§ **Activity**
Make an exact reproduction of all the data.

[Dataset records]
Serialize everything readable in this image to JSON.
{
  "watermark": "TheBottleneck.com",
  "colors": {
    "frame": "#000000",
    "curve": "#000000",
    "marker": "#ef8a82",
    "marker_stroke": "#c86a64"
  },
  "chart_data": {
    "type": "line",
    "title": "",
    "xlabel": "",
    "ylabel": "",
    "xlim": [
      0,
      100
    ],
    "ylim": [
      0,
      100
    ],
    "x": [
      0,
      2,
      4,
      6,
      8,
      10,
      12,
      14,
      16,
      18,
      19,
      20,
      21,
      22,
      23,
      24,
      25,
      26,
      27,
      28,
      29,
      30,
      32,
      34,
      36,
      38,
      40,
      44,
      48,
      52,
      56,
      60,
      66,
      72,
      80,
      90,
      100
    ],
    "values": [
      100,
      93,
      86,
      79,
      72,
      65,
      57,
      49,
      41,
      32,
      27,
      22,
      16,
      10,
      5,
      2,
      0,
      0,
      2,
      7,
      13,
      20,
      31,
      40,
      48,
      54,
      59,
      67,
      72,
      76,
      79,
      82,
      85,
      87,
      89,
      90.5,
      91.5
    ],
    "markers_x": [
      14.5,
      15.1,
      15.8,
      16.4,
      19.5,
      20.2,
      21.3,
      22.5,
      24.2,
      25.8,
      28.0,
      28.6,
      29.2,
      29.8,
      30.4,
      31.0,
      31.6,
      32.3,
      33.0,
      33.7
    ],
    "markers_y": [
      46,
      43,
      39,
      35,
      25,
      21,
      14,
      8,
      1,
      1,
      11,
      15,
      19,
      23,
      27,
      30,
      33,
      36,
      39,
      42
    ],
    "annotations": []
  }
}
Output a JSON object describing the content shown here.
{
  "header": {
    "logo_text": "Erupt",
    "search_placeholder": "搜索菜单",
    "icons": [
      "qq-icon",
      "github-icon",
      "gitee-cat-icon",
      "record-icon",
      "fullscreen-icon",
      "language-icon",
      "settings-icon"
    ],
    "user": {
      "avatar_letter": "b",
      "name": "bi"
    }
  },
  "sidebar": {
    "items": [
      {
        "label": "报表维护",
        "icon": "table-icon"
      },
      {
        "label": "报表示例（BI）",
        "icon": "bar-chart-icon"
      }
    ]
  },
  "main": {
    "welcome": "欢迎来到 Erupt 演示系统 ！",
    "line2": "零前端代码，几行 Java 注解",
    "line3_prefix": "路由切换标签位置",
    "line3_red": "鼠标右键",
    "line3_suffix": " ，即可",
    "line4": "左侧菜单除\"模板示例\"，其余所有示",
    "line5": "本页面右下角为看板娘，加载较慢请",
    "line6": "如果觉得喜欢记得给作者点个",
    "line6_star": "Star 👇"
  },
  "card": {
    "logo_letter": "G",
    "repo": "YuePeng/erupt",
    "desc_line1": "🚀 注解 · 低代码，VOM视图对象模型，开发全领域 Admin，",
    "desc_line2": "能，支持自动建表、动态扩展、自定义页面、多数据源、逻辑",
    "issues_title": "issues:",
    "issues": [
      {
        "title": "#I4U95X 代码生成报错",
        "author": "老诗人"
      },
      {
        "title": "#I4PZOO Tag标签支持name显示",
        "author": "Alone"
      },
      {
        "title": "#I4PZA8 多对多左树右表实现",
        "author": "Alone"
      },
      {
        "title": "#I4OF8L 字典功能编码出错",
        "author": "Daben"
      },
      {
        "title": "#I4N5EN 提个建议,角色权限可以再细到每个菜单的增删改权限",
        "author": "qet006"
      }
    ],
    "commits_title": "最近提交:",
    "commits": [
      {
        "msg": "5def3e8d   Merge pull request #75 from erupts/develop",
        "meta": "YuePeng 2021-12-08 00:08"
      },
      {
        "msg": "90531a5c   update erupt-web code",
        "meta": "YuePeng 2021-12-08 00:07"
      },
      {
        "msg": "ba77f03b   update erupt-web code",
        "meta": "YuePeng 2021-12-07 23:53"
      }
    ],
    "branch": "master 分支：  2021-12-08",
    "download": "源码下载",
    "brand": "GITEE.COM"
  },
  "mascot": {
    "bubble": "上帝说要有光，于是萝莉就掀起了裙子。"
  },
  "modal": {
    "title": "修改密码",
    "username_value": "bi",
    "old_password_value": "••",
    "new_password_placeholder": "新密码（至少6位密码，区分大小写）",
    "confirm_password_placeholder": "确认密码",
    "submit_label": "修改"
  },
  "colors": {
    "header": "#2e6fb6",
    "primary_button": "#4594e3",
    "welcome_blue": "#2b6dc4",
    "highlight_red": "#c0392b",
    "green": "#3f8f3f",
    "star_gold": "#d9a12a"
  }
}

§ **Your response**
Serialize everything readable in this image to JSON.
{
  "watermark": "TheBottleneck.com",
  "colors": {
    "frame": "#000000",
    "curve": "#000000",
    "marker": "#ef8a82",
    "marker_stroke": "#c86a64"
  },
  "chart_data": {
    "type": "line",
    "title": "",
    "xlabel": "",
    "ylabel": "",
    "xlim": [
      0,
      100
    ],
    "ylim": [
      0,
      100
    ],
    "x": [
      0,
      2,
      4,
      6,
      8,
      10,
      12,
      14,
      16,
      18,
      19,
      20,
      21,
      22,
      23,
      24,
      25,
      26,
      27,
      28,
      29,
      30,
      32,
      34,
      36,
      38,
      40,
      44,
      48,
      52,
      56,
      60,
      66,
      72,
      80,
      90,
      100
    ],
    "values": [
      100,
      93,
      86,
      79,
      72,
      65,
      57,
      49,
      41,
      32,
      27,
      22,
      16,
      10,
      5,
      2,
      0,
      0,
      2,
      7,
      13,
      20,
      31,
      40,
      48,
      54,
      59,
      67,
      72,
      76,
      79,
      82,
      85,
      87,
      89,
      90.5,
      91.5
    ],
    "markers_x": [
      14.5,
      15.1,
      15.8,
      16.4,
      19.5,
      20.2,
      21.3,
      22.5,
      24.2,
      25.8,
      28.0,
      28.6,
      29.2,
      29.8,
      30.4,
      31.0,
      31.6,
      32.3,
      33.0,
      33.7
    ],
    "markers_y": [
      46,
      43,
      39,
      35,
      25,
      21,
      14,
      8,
      1,
      1,
      11,
      15,
      19,
      23,
      27,
      30,
      33,
      36,
      39,
      42
    ],
    "annotations": []
  }
}
Output a JSON object describing the content shown here.
{
  "header": {
    "logo_text": "Erupt",
    "search_placeholder": "搜索菜单",
    "icons": [
      "qq-icon",
      "github-icon",
      "gitee-cat-icon",
      "record-icon",
      "fullscreen-icon",
      "language-icon",
      "settings-icon"
    ],
    "user": {
      "avatar_letter": "b",
      "name": "bi"
    }
  },
  "sidebar": {
    "items": [
      {
        "label": "报表维护",
        "icon": "table-icon"
      },
      {
        "label": "报表示例（BI）",
        "icon": "bar-chart-icon"
      }
    ]
  },
  "main": {
    "welcome": "欢迎来到 Erupt 演示系统 ！",
    "line2": "零前端代码，几行 Java 注解",
    "line3_prefix": "路由切换标签位置",
    "line3_red": "鼠标右键",
    "line3_suffix": " ，即可",
    "line4": "左侧菜单除\"模板示例\"，其余所有示",
    "line5": "本页面右下角为看板娘，加载较慢请",
    "line6": "如果觉得喜欢记得给作者点个",
    "line6_star": "Star 👇"
  },
  "card": {
    "logo_letter": "G",
    "repo": "YuePeng/erupt",
    "desc_line1": "🚀 注解 · 低代码，VOM视图对象模型，开发全领域 Admin，",
    "desc_line2": "能，支持自动建表、动态扩展、自定义页面、多数据源、逻辑",
    "issues_title": "issues:",
    "issues": [
      {
        "title": "#I4U95X 代码生成报错",
        "author": "老诗人"
      },
      {
        "title": "#I4PZOO Tag标签支持name显示",
        "author": "Alone"
      },
      {
        "title": "#I4PZA8 多对多左树右表实现",
        "author": "Alone"
      },
      {
        "title": "#I4OF8L 字典功能编码出错",
        "author": "Daben"
      },
      {
        "title": "#I4N5EN 提个建议,角色权限可以再细到每个菜单的增删改权限",
        "author": "qet006"
      }
    ],
    "commits_title": "最近提交:",
    "commits": [
      {
        "msg": "5def3e8d   Merge pull request #75 from erupts/develop",
        "meta": "YuePeng 2021-12-08 00:08"
      },
      {
        "msg": "90531a5c   update erupt-web code",
        "meta": "YuePeng 2021-12-08 00:07"
      },
      {
        "msg": "ba77f03b   update erupt-web code",
        "meta": "YuePeng 2021-12-07 23:53"
      }
    ],
    "branch": "master 分支：  2021-12-08",
    "download": "源码下载",
    "brand": "GITEE.COM"
  },
  "mascot": {
    "bubble": "上帝说要有光，于是萝莉就掀起了裙子。"
  },
  "modal": {
    "title": "修改密码",
    "username_value": "bi",
    "old_password_value": "••",
    "new_password_placeholder": "新密码（至少6位密码，区分大小写）",
    "confirm_password_placeholder": "确认密码",
    "submit_label": "修改"
  },
  "colors": {
    "header": "#2e6fb6",
    "primary_button": "#4594e3",
    "welcome_blue": "#2b6dc4",
    "highlight_red": "#c0392b",
    "green": "#3f8f3f",
    "star_gold": "#d9a12a"
  }
}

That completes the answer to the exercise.